Aren’t floats too deeply ingrained in people’s psyche? “No, it is slowly unravelling for sure,” says Prof Gustafson. It is true that people have been quite sceptical in the beginning and as the Professor goes around talking to various groups, improving his theory, they have come round to appreciate the underlying mechanisms. But there is a second hurdle. “I need to find people who are working at the chipset level,” says Prof Gustafson. Most of the people interested in Unum and Posit are software people. Some have written libraries for various versions. Atleast one library exists in Python and 3 to 4 in Julia as of this writing.

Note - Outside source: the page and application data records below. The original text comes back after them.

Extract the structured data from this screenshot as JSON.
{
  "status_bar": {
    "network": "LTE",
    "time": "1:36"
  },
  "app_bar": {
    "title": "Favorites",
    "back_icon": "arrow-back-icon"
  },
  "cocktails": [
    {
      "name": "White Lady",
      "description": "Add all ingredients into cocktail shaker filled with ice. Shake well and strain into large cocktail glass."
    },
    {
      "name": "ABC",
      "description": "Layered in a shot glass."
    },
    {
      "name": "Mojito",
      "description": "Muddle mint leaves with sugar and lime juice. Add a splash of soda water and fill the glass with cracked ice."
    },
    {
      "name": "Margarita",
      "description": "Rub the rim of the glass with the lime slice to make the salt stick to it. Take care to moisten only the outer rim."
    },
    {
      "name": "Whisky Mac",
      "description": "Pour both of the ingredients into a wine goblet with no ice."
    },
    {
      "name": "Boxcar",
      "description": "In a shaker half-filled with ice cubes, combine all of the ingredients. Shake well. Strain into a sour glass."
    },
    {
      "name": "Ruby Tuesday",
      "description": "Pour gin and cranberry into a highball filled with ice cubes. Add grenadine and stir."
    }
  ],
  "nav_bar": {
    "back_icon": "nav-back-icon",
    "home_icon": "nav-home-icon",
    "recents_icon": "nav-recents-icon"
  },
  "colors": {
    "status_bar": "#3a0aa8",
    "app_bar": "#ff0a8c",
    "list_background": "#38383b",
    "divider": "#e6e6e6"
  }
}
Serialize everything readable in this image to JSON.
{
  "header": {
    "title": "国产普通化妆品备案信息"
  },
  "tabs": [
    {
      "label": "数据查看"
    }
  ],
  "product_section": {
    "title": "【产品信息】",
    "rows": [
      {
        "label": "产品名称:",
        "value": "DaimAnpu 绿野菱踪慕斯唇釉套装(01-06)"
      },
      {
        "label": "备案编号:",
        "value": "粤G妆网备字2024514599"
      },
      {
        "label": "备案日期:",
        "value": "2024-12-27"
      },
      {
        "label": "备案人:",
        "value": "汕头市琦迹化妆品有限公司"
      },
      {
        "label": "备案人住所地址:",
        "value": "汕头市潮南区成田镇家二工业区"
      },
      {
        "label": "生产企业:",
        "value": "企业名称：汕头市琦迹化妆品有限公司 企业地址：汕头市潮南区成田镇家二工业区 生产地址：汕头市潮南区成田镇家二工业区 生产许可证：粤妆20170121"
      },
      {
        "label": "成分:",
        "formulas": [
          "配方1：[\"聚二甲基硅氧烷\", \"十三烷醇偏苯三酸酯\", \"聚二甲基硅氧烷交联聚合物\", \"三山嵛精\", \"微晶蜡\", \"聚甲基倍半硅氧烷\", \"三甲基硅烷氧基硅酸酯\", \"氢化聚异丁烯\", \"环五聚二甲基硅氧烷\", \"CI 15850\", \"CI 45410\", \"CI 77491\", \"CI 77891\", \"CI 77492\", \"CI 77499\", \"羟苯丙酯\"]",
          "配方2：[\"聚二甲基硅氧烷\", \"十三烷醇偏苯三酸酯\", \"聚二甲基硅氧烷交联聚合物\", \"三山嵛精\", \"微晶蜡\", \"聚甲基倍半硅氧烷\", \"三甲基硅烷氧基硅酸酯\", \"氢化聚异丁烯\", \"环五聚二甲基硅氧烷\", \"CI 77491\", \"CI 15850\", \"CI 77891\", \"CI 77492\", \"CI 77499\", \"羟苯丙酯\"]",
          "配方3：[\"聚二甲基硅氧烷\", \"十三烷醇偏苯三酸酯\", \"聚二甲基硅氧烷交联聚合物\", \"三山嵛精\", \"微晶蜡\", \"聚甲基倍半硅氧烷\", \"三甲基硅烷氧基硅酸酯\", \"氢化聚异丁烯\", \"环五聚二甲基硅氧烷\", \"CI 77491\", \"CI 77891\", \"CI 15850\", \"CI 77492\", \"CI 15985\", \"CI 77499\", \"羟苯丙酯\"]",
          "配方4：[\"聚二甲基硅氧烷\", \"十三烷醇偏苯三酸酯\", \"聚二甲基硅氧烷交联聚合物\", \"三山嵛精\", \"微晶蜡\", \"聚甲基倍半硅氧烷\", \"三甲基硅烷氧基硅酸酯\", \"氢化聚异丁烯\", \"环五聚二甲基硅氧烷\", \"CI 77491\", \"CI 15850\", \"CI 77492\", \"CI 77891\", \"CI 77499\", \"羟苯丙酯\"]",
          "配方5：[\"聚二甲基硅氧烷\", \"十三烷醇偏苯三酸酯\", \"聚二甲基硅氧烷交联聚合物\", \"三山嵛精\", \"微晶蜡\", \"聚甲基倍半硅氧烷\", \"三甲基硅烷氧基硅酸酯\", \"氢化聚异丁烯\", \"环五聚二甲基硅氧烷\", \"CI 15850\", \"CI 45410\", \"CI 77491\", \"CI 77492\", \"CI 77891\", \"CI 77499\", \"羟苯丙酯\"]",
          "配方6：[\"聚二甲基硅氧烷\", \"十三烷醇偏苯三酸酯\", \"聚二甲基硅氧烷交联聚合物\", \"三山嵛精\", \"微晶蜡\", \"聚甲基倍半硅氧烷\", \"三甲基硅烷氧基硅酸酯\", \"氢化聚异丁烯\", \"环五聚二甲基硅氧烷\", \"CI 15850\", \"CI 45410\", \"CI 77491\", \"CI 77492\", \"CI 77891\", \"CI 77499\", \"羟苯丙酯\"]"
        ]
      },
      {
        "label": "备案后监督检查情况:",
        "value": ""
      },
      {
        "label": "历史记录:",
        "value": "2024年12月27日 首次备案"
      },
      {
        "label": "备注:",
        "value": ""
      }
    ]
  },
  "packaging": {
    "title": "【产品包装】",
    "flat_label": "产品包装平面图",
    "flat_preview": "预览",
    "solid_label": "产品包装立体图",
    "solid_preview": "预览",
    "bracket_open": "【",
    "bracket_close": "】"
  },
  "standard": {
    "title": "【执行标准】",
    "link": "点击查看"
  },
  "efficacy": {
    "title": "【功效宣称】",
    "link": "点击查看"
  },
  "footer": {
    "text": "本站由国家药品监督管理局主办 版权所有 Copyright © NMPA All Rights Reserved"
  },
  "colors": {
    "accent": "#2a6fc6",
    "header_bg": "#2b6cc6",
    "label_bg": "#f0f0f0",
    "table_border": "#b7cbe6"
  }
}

There is an attempt at a c and C++ library which does not seem to be progressing.
“We had a brilliant young engineer who had done some exciting work in Unum and Posit but unfortunately he left to join the Federal Fire Service and we haven’t been able to trace him,” says Prof Gustafson, perhaps highlighting how difficult it is to find people to work on basic numerical analysis work.
“We have already taped out a processor with reference implementation,” says Prof Gustafson but he is visibly agitated by the slowness in the industry. With so much invested in IEEE 754 standard, will the industry listen to him? “I have big hopes with ML and AI coming along,” he says. “And these things take a long time.”

    • Interval Arithmetic: In the context of Floating Point arithmetic, intervals help define a set of real numbers as possible values. Interval Arithmetic requires the set of reals be bounded on both sides. The fundamental characteristic of interval arithmetic is it favours accuracy over precision. For instance, rounding errors often seen in floating point arithmetic are
      accumulated as the interval width. This may result in loss of precision but the result is more accurate when compared to floating point.


  • NaN: NaN (Not a number) is a IEEE 754 standard special value given to any values resulting from operations involving “infinity”. So ∞ – ∞, -∞ + ∞, 0 x ∞, etc. result in a NaN. Unum Type II proposal claims to do away with this concept of NaN by representing values as a set of reals.




Gustafson, John L. “Posit Arithmetic.” 10 Oct. 2017, posithub.org/ docs/Posits4.pdf.
Rajaraman, V. Computer Oriented Numerical Methods. 3rd ed.,Prentice-Hall, 2008.
Byrne, Simon. “Implementing Unums in Julia.” Implementing Unums in Julia – Julia Computing, 29 Mar. 2016, juliacomputing.
Gustafson, John L. “A Radical Approach to Computation with Real Numbers.” www.johngustafson.net / presentations / Multicore
“Floating Point Arithmetic: Issues and Limitations.” Floating Point Arithmetic: Issues and Limitations — Python 2.7.14 Documentation,Python Software Foundation, docs.python.org/2/tutorial/ floatingpoint.html.
Tichy, Walter. “End of (Numeric) Error, An interview with John L. Gustafson.” Ubiquity – an Acm Publication, Apr. 2016, ubiquity. acm.org/article.cfm?id.
Gustafson, John L, and Isaac Yonemoto. “Beating Floating Point at Its Own Game: Posit Arithmetic.” Supercomputing Frontiers and Innovations, vol. 4, no. 2, 2017, doi:10.14529/jsfi170206.

Pages ( 2 of 2 ): « Previous1 2

Leave a Comment:

Your email address will not be published. Required fields are marked *